■ Task directions ■
Reproduce the entries that follow, exactly and in full.

(Dataset rows describing interfaces)
══════════
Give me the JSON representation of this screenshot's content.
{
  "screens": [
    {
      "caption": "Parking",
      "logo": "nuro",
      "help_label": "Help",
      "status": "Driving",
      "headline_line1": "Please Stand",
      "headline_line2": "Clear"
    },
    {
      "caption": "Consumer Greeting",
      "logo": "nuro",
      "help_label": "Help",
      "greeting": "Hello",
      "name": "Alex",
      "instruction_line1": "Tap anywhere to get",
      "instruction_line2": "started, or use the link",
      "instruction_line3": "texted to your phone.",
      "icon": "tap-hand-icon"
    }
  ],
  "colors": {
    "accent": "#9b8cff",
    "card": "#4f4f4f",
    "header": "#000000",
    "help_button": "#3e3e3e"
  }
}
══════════
■ Answer section ■
Give me the JSON representation of this screenshot's content.
{
  "screens": [
    {
      "caption": "Parking",
      "logo": "nuro",
      "help_label": "Help",
      "status": "Driving",
      "headline_line1": "Please Stand",
      "headline_line2": "Clear"
    },
    {
      "caption": "Consumer Greeting",
      "logo": "nuro",
      "help_label": "Help",
      "greeting": "Hello",
      "name": "Alex",
      "instruction_line1": "Tap anywhere to get",
      "instruction_line2": "started, or use the link",
      "instruction_line3": "texted to your phone.",
      "icon": "tap-hand-icon"
    }
  ],
  "colors": {
    "accent": "#9b8cff",
    "card": "#4f4f4f",
    "header": "#000000",
    "help_button": "#3e3e3e"
  }
}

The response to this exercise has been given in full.